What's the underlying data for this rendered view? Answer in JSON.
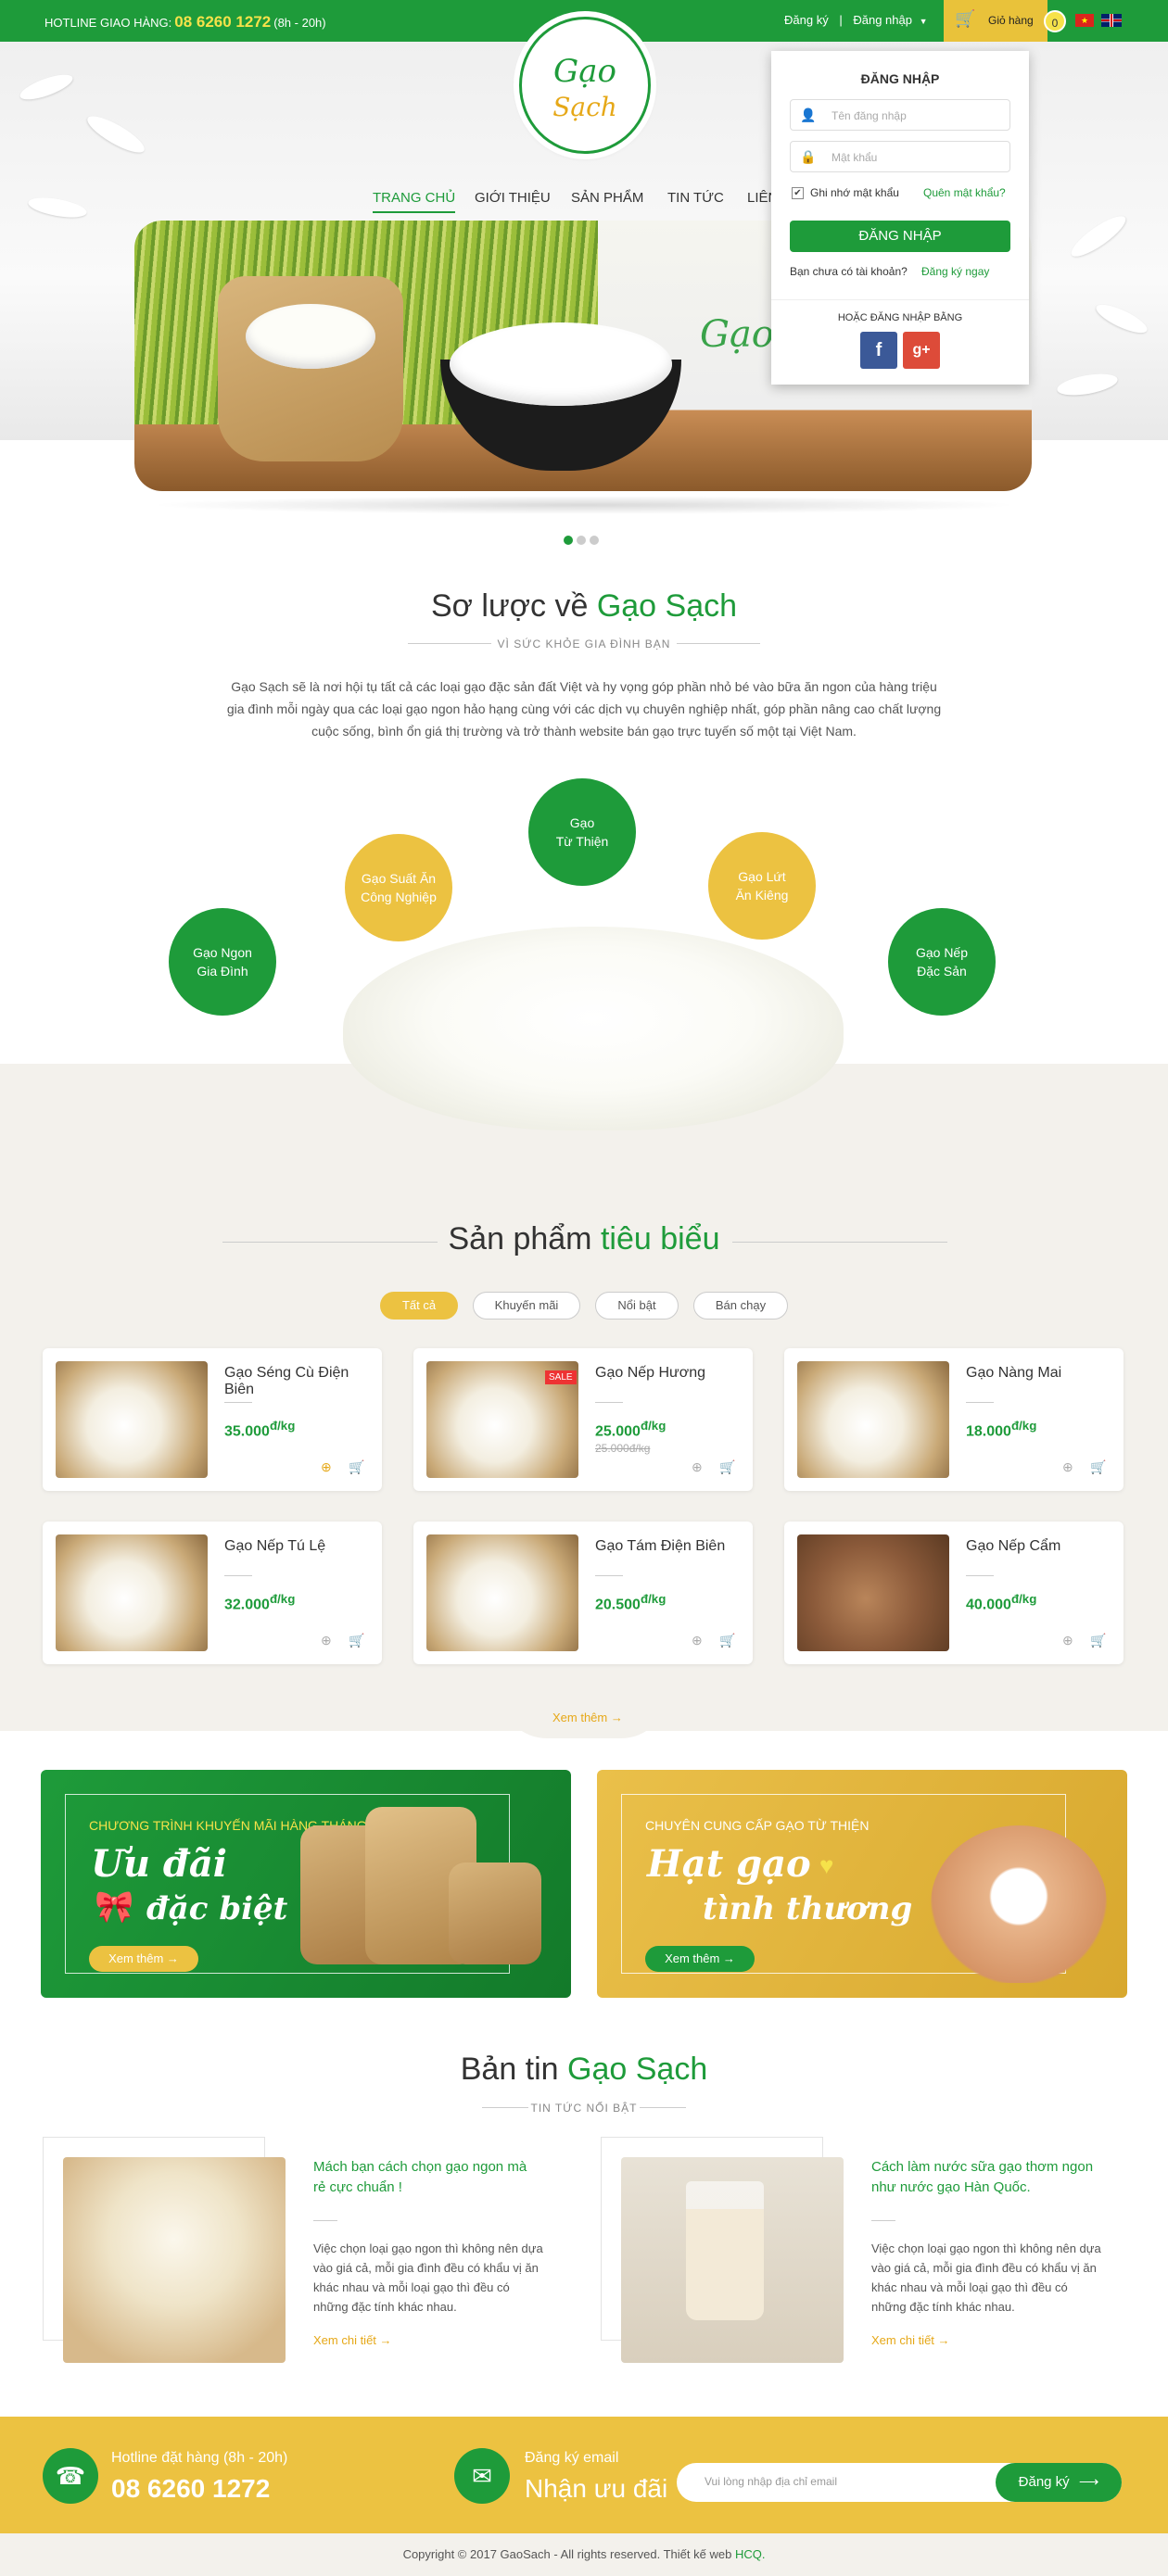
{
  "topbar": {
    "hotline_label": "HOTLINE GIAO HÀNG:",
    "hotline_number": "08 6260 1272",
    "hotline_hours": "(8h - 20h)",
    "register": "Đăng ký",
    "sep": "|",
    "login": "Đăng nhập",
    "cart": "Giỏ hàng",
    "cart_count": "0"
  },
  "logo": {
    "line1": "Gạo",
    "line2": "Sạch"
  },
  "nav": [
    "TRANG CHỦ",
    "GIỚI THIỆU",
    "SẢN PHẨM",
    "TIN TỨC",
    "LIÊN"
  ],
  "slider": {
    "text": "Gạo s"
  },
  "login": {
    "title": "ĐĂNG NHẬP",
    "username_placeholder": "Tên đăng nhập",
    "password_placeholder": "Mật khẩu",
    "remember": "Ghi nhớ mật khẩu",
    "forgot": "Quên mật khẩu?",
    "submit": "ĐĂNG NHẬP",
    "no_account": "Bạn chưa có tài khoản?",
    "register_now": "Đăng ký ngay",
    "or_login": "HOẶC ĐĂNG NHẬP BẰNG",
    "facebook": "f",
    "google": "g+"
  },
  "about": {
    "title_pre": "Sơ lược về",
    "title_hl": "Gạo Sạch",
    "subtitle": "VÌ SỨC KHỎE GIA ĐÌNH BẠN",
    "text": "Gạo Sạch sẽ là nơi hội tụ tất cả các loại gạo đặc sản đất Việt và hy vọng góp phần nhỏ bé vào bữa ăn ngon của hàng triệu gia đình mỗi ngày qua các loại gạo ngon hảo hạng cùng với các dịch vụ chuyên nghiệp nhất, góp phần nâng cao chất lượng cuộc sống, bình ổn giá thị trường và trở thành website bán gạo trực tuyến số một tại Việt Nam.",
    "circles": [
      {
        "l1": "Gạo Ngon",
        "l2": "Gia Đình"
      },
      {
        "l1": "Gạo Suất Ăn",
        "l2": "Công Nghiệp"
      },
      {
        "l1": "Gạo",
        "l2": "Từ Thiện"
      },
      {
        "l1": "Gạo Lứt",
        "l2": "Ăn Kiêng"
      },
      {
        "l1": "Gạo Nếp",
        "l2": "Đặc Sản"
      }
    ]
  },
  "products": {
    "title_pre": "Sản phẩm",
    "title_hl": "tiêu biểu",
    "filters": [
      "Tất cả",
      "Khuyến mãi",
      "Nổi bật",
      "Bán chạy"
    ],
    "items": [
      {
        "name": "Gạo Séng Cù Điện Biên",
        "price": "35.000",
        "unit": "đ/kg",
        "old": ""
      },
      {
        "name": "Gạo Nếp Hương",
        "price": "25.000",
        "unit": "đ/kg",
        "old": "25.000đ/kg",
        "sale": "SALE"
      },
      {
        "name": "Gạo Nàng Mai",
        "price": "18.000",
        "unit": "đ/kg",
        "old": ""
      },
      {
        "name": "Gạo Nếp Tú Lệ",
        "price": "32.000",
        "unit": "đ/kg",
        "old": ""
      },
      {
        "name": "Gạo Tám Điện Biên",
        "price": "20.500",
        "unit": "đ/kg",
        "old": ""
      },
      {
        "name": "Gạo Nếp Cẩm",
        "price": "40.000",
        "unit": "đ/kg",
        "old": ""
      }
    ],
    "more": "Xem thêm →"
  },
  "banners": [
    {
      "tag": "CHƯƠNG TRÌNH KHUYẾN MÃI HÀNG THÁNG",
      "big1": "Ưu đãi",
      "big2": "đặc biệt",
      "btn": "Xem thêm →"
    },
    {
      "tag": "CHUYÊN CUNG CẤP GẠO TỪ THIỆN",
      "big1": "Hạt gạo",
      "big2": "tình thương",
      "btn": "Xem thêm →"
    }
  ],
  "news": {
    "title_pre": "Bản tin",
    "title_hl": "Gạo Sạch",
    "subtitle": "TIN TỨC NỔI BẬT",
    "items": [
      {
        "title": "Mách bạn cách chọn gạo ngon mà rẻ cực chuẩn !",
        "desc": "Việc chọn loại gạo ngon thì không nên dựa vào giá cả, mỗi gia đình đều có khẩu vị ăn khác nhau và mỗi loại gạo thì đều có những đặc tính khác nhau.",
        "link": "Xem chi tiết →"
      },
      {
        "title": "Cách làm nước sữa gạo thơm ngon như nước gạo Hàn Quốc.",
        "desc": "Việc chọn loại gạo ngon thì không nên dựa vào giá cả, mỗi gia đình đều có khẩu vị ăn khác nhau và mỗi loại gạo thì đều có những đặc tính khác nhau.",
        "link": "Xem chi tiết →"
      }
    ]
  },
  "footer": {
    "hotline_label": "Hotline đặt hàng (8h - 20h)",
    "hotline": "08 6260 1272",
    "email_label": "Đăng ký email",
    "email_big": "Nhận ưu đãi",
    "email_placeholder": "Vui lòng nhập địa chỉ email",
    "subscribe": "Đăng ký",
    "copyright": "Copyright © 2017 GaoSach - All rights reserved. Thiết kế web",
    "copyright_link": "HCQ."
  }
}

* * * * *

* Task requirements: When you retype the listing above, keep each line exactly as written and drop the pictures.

* Result of this exercise:
What's the underlying data for this rendered view? Answer in JSON.
{
  "topbar": {
    "hotline_label": "HOTLINE GIAO HÀNG:",
    "hotline_number": "08 6260 1272",
    "hotline_hours": "(8h - 20h)",
    "register": "Đăng ký",
    "sep": "|",
    "login": "Đăng nhập",
    "cart": "Giỏ hàng",
    "cart_count": "0"
  },
  "logo": {
    "line1": "Gạo",
    "line2": "Sạch"
  },
  "nav": [
    "TRANG CHỦ",
    "GIỚI THIỆU",
    "SẢN PHẨM",
    "TIN TỨC",
    "LIÊN"
  ],
  "slider": {
    "text": "Gạo s"
  },
  "login": {
    "title": "ĐĂNG NHẬP",
    "username_placeholder": "Tên đăng nhập",
    "password_placeholder": "Mật khẩu",
    "remember": "Ghi nhớ mật khẩu",
    "forgot": "Quên mật khẩu?",
    "submit": "ĐĂNG NHẬP",
    "no_account": "Bạn chưa có tài khoản?",
    "register_now": "Đăng ký ngay",
    "or_login": "HOẶC ĐĂNG NHẬP BẰNG",
    "facebook": "f",
    "google": "g+"
  },
  "about": {
    "title_pre": "Sơ lược về",
    "title_hl": "Gạo Sạch",
    "subtitle": "VÌ SỨC KHỎE GIA ĐÌNH BẠN",
    "text": "Gạo Sạch sẽ là nơi hội tụ tất cả các loại gạo đặc sản đất Việt và hy vọng góp phần nhỏ bé vào bữa ăn ngon của hàng triệu gia đình mỗi ngày qua các loại gạo ngon hảo hạng cùng với các dịch vụ chuyên nghiệp nhất, góp phần nâng cao chất lượng cuộc sống, bình ổn giá thị trường và trở thành website bán gạo trực tuyến số một tại Việt Nam.",
    "circles": [
      {
        "l1": "Gạo Ngon",
        "l2": "Gia Đình"
      },
      {
        "l1": "Gạo Suất Ăn",
        "l2": "Công Nghiệp"
      },
      {
        "l1": "Gạo",
        "l2": "Từ Thiện"
      },
      {
        "l1": "Gạo Lứt",
        "l2": "Ăn Kiêng"
      },
      {
        "l1": "Gạo Nếp",
        "l2": "Đặc Sản"
      }
    ]
  },
  "products": {
    "title_pre": "Sản phẩm",
    "title_hl": "tiêu biểu",
    "filters": [
      "Tất cả",
      "Khuyến mãi",
      "Nổi bật",
      "Bán chạy"
    ],
    "items": [
      {
        "name": "Gạo Séng Cù Điện Biên",
        "price": "35.000",
        "unit": "đ/kg",
        "old": ""
      },
      {
        "name": "Gạo Nếp Hương",
        "price": "25.000",
        "unit": "đ/kg",
        "old": "25.000đ/kg",
        "sale": "SALE"
      },
      {
        "name": "Gạo Nàng Mai",
        "price": "18.000",
        "unit": "đ/kg",
        "old": ""
      },
      {
        "name": "Gạo Nếp Tú Lệ",
        "price": "32.000",
        "unit": "đ/kg",
        "old": ""
      },
      {
        "name": "Gạo Tám Điện Biên",
        "price": "20.500",
        "unit": "đ/kg",
        "old": ""
      },
      {
        "name": "Gạo Nếp Cẩm",
        "price": "40.000",
        "unit": "đ/kg",
        "old": ""
      }
    ],
    "more": "Xem thêm →"
  },
  "banners": [
    {
      "tag": "CHƯƠNG TRÌNH KHUYẾN MÃI HÀNG THÁNG",
      "big1": "Ưu đãi",
      "big2": "đặc biệt",
      "btn": "Xem thêm →"
    },
    {
      "tag": "CHUYÊN CUNG CẤP GẠO TỪ THIỆN",
      "big1": "Hạt gạo",
      "big2": "tình thương",
      "btn": "Xem thêm →"
    }
  ],
  "news": {
    "title_pre": "Bản tin",
    "title_hl": "Gạo Sạch",
    "subtitle": "TIN TỨC NỔI BẬT",
    "items": [
      {
        "title": "Mách bạn cách chọn gạo ngon mà rẻ cực chuẩn !",
        "desc": "Việc chọn loại gạo ngon thì không nên dựa vào giá cả, mỗi gia đình đều có khẩu vị ăn khác nhau và mỗi loại gạo thì đều có những đặc tính khác nhau.",
        "link": "Xem chi tiết →"
      },
      {
        "title": "Cách làm nước sữa gạo thơm ngon như nước gạo Hàn Quốc.",
        "desc": "Việc chọn loại gạo ngon thì không nên dựa vào giá cả, mỗi gia đình đều có khẩu vị ăn khác nhau và mỗi loại gạo thì đều có những đặc tính khác nhau.",
        "link": "Xem chi tiết →"
      }
    ]
  },
  "footer": {
    "hotline_label": "Hotline đặt hàng (8h - 20h)",
    "hotline": "08 6260 1272",
    "email_label": "Đăng ký email",
    "email_big": "Nhận ưu đãi",
    "email_placeholder": "Vui lòng nhập địa chỉ email",
    "subscribe": "Đăng ký",
    "copyright": "Copyright © 2017 GaoSach - All rights reserved. Thiết kế web",
    "copyright_link": "HCQ."
  }
}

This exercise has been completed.